In his capacity as Sadc chair Zuma will hold meetings to sort out issues which could explode into a crisis at the forthcoming regional summit in the DRC if left simmering.

The issues include the dispute over the sharing and swearing-in of provincial governors, the appointment of Reserve Bank governor Gideon Gono and Attorney-General Johannes Tomana, the swearing in of Deputy Minister of Agriculture Roy Bennett and the arrests of MDC-T MPs.

There is also a dispute over constitutional reform process and appointment of members of constitutional commissions, especially the media one. The quarrel over the mandate of the ministries of Information Communication Technology and Transport is also another matter.

Then there is the issue of the review of the six months of the inclusive government which might open a Pandora’s Box by bringing up all unresolved or parked issues.

Of course there has been slight movement on a few issues, including the appointment of diplomats and meeting of National Security Council. The issue of permanent secretaries was resolved earlier via capitulation by the MDC factions.

Zuma will also have to help break the deadlock on the issue of constitutional reform. There is an impasse over the process and leadership. The process is now consumed by chaos and confusion. This is a critical issue because if the process stalls or worse still collapses, there would be no elections perhaps until 2013.

The new democratic system will require a constitution that establishes the desired framework of the democratic government. The constitution should set the purposes of government, limits on governmental powers, the means and timing of elections by which government officials and legislators will be chosen, the inherent rights of the people, and the relation of the national government to other lower levels of government.

Within the central government, if it is to remain democratic, a clear division of authority should be established between the legislative, executive, and judicial branches of government. Strong restrictions should be included on activities of the police, intelligence services, and military forces to prohibit any political interference.

In the interests of preserving the democratic system and preventing dictatorial trends and measures, the constitution should preferably be one which establishes a devolved system with significant prerogatives reserved for the regional and local levels of government. This is how best to introduce a democratic dispensation.  

The current process of constitution-making is flawed and cannot produce such a desired document.
Zuma has a mountain to climb.

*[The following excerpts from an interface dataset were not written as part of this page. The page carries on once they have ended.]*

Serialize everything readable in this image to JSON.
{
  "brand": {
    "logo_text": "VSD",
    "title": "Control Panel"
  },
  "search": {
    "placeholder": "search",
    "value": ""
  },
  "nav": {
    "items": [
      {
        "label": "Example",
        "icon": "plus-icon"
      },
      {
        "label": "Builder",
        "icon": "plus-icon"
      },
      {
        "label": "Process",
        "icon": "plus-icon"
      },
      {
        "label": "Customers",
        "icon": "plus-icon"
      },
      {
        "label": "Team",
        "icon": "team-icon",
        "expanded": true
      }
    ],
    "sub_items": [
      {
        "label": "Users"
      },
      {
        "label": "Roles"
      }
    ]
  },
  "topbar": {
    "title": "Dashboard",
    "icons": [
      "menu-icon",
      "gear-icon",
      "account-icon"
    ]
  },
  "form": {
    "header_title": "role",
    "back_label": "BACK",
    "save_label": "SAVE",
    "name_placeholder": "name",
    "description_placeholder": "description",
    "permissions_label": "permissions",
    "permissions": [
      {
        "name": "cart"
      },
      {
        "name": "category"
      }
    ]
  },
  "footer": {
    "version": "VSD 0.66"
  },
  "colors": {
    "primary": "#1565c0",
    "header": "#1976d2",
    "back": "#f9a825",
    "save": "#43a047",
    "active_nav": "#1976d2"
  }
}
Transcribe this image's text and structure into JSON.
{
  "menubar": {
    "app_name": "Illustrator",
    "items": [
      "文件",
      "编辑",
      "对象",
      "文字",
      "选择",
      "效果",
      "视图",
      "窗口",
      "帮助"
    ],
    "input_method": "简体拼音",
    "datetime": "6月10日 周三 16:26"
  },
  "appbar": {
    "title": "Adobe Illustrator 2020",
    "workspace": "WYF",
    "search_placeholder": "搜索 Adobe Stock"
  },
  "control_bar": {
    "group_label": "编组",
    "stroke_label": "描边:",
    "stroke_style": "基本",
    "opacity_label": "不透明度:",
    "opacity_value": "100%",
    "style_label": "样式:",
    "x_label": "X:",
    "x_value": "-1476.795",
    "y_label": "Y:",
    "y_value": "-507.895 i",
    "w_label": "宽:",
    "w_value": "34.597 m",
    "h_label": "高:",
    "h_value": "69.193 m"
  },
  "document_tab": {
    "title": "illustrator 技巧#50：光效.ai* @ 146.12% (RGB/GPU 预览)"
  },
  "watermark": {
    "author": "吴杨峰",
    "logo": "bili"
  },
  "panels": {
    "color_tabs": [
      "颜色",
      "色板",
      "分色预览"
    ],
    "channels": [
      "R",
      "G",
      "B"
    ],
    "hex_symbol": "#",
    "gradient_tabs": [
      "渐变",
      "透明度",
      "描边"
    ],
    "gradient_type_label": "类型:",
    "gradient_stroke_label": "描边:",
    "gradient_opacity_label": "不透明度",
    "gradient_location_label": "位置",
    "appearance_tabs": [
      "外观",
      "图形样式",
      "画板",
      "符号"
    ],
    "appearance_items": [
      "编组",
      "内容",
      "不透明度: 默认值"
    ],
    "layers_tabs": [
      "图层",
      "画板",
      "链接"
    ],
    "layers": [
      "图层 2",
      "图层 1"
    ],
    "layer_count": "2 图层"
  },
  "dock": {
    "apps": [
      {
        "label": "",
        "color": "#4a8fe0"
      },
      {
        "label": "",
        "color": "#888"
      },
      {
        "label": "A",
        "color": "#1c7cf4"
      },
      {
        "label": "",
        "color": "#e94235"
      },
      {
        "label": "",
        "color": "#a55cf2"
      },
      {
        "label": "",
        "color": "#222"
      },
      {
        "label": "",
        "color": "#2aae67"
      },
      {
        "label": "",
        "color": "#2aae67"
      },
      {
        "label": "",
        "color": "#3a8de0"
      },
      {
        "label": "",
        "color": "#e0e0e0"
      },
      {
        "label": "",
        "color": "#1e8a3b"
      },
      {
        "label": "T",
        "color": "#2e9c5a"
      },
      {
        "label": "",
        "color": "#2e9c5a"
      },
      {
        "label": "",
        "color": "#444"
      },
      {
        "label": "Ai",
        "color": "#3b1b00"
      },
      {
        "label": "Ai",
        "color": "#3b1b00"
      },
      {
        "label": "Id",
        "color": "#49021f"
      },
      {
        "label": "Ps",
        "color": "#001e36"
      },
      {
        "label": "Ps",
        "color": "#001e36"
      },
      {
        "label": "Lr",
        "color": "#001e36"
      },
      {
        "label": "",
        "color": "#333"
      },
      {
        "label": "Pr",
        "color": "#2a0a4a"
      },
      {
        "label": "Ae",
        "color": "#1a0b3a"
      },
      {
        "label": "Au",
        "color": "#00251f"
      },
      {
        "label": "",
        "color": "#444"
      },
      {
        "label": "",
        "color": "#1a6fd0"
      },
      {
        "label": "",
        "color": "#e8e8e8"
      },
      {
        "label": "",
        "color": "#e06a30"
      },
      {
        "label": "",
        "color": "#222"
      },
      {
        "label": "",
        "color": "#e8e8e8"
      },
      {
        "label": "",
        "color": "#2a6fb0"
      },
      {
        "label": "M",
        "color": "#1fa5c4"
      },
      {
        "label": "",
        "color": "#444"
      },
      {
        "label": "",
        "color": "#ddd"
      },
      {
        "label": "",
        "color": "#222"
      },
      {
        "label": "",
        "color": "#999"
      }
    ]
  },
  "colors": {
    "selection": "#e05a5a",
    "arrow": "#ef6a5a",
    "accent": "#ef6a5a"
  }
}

Mugabe and Zanu PF are recovering and becoming intransigent again.

On the relatively easy issue of governors, for instance, the parties had agreed on the formula and when the new governors must come in but Zanu PF is now backtracking, claiming it is Mugabe’s prerogative to appoint governors who are his representatives in provinces.

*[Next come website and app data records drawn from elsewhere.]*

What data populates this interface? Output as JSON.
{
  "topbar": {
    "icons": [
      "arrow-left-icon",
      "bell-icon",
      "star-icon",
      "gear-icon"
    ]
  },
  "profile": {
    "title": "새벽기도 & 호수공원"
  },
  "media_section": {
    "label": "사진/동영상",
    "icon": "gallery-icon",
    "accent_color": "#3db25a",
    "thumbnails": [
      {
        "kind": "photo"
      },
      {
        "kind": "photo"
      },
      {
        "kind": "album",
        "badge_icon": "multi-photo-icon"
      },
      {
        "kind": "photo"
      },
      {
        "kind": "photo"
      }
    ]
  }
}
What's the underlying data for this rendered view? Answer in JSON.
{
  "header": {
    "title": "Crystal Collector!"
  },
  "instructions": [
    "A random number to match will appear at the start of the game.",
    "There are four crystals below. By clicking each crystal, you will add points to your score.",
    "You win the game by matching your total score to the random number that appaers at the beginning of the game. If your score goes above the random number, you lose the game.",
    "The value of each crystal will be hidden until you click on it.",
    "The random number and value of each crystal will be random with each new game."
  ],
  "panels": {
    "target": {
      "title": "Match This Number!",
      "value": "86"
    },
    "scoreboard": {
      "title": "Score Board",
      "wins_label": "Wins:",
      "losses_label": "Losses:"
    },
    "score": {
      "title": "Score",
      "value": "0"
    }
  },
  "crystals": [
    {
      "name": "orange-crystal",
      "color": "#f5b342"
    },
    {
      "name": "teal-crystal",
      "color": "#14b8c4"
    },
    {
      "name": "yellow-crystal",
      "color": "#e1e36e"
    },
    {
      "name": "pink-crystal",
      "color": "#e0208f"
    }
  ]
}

Mugabe is also determined to refuse outright to compromise on the Gono and Tomana issue. There is going to be a vicious fight on this before the matter could be closed.

The MDC is arguing that Gono and Tomana were appointed in violation of the MoU signed by parties in July last year. The MoU froze senior government appointments pending the conclusion of inter-party talks.

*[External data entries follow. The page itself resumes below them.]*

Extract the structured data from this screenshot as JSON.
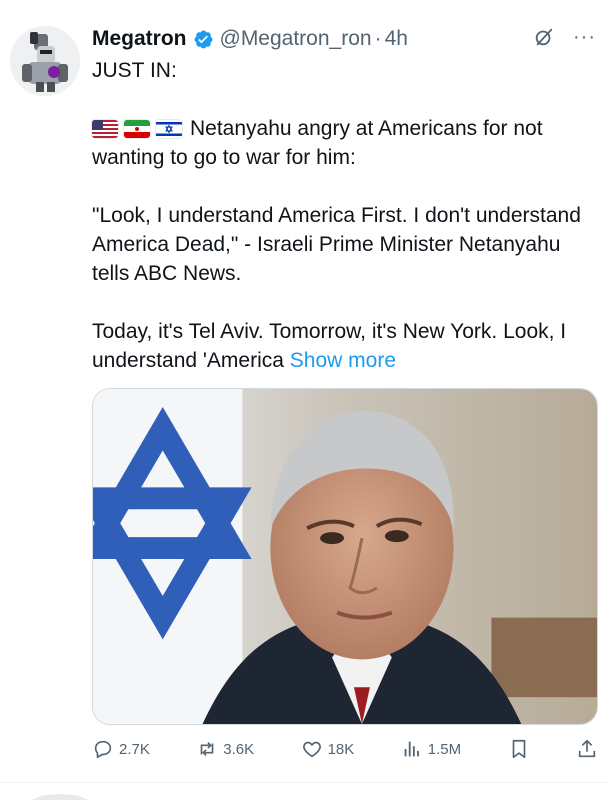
{
  "tweet": {
    "display_name": "Megatron",
    "handle": "@Megatron_ron",
    "separator": "·",
    "time": "4h",
    "icons": {
      "avatar": "megatron-avatar",
      "verified": "verified-badge-icon",
      "grok": "grok-icon",
      "more": "more-icon"
    },
    "text": {
      "line1": "JUST IN:",
      "flags": [
        "us-flag",
        "iran-flag",
        "israel-flag"
      ],
      "para1": "Netanyahu angry at Americans for not wanting to go to war for him:",
      "para2": "\"Look, I understand America First. I don't understand America Dead,\" - Israeli Prime Minister Netanyahu tells ABC News.",
      "para3": "Today, it's Tel Aviv. Tomorrow, it's New York. Look, I understand 'America",
      "show_more": "Show more"
    },
    "colors": {
      "accent": "#1d9bf0",
      "text": "#0f1419",
      "muted": "#536471"
    }
  },
  "actions": {
    "reply": {
      "icon": "reply-icon",
      "count": "2.7K"
    },
    "repost": {
      "icon": "repost-icon",
      "count": "3.6K"
    },
    "like": {
      "icon": "like-icon",
      "count": "18K"
    },
    "views": {
      "icon": "views-icon",
      "count": "1.5M"
    },
    "bookmark": {
      "icon": "bookmark-icon"
    },
    "share": {
      "icon": "share-icon"
    }
  }
}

However, Mugabe is saying despite the MoU he had a constitutional obligation to make those appointments.

Following the House of Assembly’s adoption on July 30 of the MDC-T resolution calling for the appointment of a Select Committee to investigate Tomana’s conduct in all politically-motivated prosecutions, the next step is for parliament’s Committee on Standing Rules and Orders (CSRO) to appoint the members of the Select Committee. 

As with all parliamentary committees the membership will reflect the political composition of the House.  The CSRO meets on Monday. Zanu PF says parliament cannot investigate the Attorney-General. This has intensified the battle over the Tomana issue.  

Zuma would need to use all his diplomatic savvy, experience and the capabilities of his country, which are largely undeliverable in the circumstances, to resolve these issues. Maybe his experience in dealing with the intractable Burundi conflict will help.

Zuma would need to be firm, yet measured in his approach. Clear thinking is required as to how the dispute could be cracked.  

The parties and their leaders — including Zuma — must always remember that in negotiations it is not the relative justice of the conflicting views and objectives which determines the content of a negotiated agreement. The outcome is largely determined by the power capacity of each side.

This is what the GPA reflects and the sooner the parties and their officials understand this, the better. But the hard truth is that Zuma faces an uphill task to get the job done.

Dumisani Muleya